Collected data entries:
- Opening Delimiter -
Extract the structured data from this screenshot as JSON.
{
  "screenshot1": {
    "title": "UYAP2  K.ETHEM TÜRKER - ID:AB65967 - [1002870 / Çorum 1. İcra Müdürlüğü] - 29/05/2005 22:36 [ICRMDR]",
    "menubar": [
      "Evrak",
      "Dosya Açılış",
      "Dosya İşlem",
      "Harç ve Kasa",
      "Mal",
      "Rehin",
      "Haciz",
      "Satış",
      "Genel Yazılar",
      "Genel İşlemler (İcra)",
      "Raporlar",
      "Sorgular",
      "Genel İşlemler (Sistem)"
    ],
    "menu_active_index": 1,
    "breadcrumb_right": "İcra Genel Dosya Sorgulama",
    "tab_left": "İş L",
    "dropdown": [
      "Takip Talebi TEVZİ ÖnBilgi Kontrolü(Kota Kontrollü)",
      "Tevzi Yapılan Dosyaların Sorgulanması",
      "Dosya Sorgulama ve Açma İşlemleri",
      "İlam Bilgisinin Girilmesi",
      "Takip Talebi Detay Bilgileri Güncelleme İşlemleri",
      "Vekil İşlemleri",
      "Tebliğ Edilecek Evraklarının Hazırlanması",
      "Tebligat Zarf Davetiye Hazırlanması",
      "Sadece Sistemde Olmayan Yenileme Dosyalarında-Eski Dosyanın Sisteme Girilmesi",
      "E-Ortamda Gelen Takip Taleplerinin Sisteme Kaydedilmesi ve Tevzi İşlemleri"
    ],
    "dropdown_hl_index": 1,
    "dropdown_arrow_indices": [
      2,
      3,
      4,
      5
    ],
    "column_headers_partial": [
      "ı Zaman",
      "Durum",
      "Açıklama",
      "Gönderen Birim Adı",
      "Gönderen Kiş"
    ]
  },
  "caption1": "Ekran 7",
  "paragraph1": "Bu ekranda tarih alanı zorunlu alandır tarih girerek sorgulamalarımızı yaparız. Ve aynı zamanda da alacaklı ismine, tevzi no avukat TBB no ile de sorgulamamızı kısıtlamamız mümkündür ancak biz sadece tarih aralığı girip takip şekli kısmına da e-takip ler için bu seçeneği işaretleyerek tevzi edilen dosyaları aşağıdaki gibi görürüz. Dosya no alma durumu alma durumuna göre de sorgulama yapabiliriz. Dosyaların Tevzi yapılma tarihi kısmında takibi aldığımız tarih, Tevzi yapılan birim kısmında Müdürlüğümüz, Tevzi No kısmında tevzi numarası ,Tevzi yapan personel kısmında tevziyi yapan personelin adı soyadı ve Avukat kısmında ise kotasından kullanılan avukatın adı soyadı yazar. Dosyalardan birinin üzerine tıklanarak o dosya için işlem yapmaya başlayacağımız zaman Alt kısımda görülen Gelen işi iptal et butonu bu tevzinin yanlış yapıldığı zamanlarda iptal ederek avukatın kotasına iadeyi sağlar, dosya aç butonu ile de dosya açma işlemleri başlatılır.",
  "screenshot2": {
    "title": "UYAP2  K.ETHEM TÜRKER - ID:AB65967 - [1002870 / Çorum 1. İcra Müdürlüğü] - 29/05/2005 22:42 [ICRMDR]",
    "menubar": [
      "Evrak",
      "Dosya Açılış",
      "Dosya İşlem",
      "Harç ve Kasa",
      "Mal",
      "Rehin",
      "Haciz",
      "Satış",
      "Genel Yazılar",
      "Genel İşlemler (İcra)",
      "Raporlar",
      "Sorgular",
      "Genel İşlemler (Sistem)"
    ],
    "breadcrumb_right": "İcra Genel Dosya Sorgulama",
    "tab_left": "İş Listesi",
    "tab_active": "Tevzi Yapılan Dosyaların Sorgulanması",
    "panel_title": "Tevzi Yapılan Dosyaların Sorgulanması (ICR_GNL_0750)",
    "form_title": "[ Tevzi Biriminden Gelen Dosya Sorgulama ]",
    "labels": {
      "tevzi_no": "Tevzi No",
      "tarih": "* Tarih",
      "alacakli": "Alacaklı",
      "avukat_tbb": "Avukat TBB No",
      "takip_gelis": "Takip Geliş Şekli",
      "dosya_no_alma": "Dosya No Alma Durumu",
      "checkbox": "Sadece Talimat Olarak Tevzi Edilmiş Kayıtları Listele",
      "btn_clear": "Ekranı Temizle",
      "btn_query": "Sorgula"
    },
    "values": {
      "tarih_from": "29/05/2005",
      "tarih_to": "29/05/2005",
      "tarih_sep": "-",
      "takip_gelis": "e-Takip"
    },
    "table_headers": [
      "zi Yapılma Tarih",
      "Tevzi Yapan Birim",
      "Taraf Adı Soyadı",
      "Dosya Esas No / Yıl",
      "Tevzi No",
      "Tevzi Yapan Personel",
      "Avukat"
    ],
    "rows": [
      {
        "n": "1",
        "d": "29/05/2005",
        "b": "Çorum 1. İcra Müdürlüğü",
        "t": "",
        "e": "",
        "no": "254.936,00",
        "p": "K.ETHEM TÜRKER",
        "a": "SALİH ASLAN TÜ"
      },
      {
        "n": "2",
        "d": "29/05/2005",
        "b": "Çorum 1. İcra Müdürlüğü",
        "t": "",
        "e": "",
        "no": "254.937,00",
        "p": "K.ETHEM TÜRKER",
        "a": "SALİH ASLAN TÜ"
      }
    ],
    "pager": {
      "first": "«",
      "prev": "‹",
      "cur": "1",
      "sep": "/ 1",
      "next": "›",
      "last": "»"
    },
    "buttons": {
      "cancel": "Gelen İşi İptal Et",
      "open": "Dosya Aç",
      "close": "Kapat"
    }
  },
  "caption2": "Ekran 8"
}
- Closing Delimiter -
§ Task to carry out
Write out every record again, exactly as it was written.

§ Written answer
Extract the structured data from this screenshot as JSON.
{
  "screenshot1": {
    "title": "UYAP2  K.ETHEM TÜRKER - ID:AB65967 - [1002870 / Çorum 1. İcra Müdürlüğü] - 29/05/2005 22:36 [ICRMDR]",
    "menubar": [
      "Evrak",
      "Dosya Açılış",
      "Dosya İşlem",
      "Harç ve Kasa",
      "Mal",
      "Rehin",
      "Haciz",
      "Satış",
      "Genel Yazılar",
      "Genel İşlemler (İcra)",
      "Raporlar",
      "Sorgular",
      "Genel İşlemler (Sistem)"
    ],
    "menu_active_index": 1,
    "breadcrumb_right": "İcra Genel Dosya Sorgulama",
    "tab_left": "İş L",
    "dropdown": [
      "Takip Talebi TEVZİ ÖnBilgi Kontrolü(Kota Kontrollü)",
      "Tevzi Yapılan Dosyaların Sorgulanması",
      "Dosya Sorgulama ve Açma İşlemleri",
      "İlam Bilgisinin Girilmesi",
      "Takip Talebi Detay Bilgileri Güncelleme İşlemleri",
      "Vekil İşlemleri",
      "Tebliğ Edilecek Evraklarının Hazırlanması",
      "Tebligat Zarf Davetiye Hazırlanması",
      "Sadece Sistemde Olmayan Yenileme Dosyalarında-Eski Dosyanın Sisteme Girilmesi",
      "E-Ortamda Gelen Takip Taleplerinin Sisteme Kaydedilmesi ve Tevzi İşlemleri"
    ],
    "dropdown_hl_index": 1,
    "dropdown_arrow_indices": [
      2,
      3,
      4,
      5
    ],
    "column_headers_partial": [
      "ı Zaman",
      "Durum",
      "Açıklama",
      "Gönderen Birim Adı",
      "Gönderen Kiş"
    ]
  },
  "caption1": "Ekran 7",
  "paragraph1": "Bu ekranda tarih alanı zorunlu alandır tarih girerek sorgulamalarımızı yaparız. Ve aynı zamanda da alacaklı ismine, tevzi no avukat TBB no ile de sorgulamamızı kısıtlamamız mümkündür ancak biz sadece tarih aralığı girip takip şekli kısmına da e-takip ler için bu seçeneği işaretleyerek tevzi edilen dosyaları aşağıdaki gibi görürüz. Dosya no alma durumu alma durumuna göre de sorgulama yapabiliriz. Dosyaların Tevzi yapılma tarihi kısmında takibi aldığımız tarih, Tevzi yapılan birim kısmında Müdürlüğümüz, Tevzi No kısmında tevzi numarası ,Tevzi yapan personel kısmında tevziyi yapan personelin adı soyadı ve Avukat kısmında ise kotasından kullanılan avukatın adı soyadı yazar. Dosyalardan birinin üzerine tıklanarak o dosya için işlem yapmaya başlayacağımız zaman Alt kısımda görülen Gelen işi iptal et butonu bu tevzinin yanlış yapıldığı zamanlarda iptal ederek avukatın kotasına iadeyi sağlar, dosya aç butonu ile de dosya açma işlemleri başlatılır.",
  "screenshot2": {
    "title": "UYAP2  K.ETHEM TÜRKER - ID:AB65967 - [1002870 / Çorum 1. İcra Müdürlüğü] - 29/05/2005 22:42 [ICRMDR]",
    "menubar": [
      "Evrak",
      "Dosya Açılış",
      "Dosya İşlem",
      "Harç ve Kasa",
      "Mal",
      "Rehin",
      "Haciz",
      "Satış",
      "Genel Yazılar",
      "Genel İşlemler (İcra)",
      "Raporlar",
      "Sorgular",
      "Genel İşlemler (Sistem)"
    ],
    "breadcrumb_right": "İcra Genel Dosya Sorgulama",
    "tab_left": "İş Listesi",
    "tab_active": "Tevzi Yapılan Dosyaların Sorgulanması",
    "panel_title": "Tevzi Yapılan Dosyaların Sorgulanması (ICR_GNL_0750)",
    "form_title": "[ Tevzi Biriminden Gelen Dosya Sorgulama ]",
    "labels": {
      "tevzi_no": "Tevzi No",
      "tarih": "* Tarih",
      "alacakli": "Alacaklı",
      "avukat_tbb": "Avukat TBB No",
      "takip_gelis": "Takip Geliş Şekli",
      "dosya_no_alma": "Dosya No Alma Durumu",
      "checkbox": "Sadece Talimat Olarak Tevzi Edilmiş Kayıtları Listele",
      "btn_clear": "Ekranı Temizle",
      "btn_query": "Sorgula"
    },
    "values": {
      "tarih_from": "29/05/2005",
      "tarih_to": "29/05/2005",
      "tarih_sep": "-",
      "takip_gelis": "e-Takip"
    },
    "table_headers": [
      "zi Yapılma Tarih",
      "Tevzi Yapan Birim",
      "Taraf Adı Soyadı",
      "Dosya Esas No / Yıl",
      "Tevzi No",
      "Tevzi Yapan Personel",
      "Avukat"
    ],
    "rows": [
      {
        "n": "1",
        "d": "29/05/2005",
        "b": "Çorum 1. İcra Müdürlüğü",
        "t": "",
        "e": "",
        "no": "254.936,00",
        "p": "K.ETHEM TÜRKER",
        "a": "SALİH ASLAN TÜ"
      },
      {
        "n": "2",
        "d": "29/05/2005",
        "b": "Çorum 1. İcra Müdürlüğü",
        "t": "",
        "e": "",
        "no": "254.937,00",
        "p": "K.ETHEM TÜRKER",
        "a": "SALİH ASLAN TÜ"
      }
    ],
    "pager": {
      "first": "«",
      "prev": "‹",
      "cur": "1",
      "sep": "/ 1",
      "next": "›",
      "last": "»"
    },
    "buttons": {
      "cancel": "Gelen İşi İptal Et",
      "open": "Dosya Aç",
      "close": "Kapat"
    }
  },
  "caption2": "Ekran 8"
}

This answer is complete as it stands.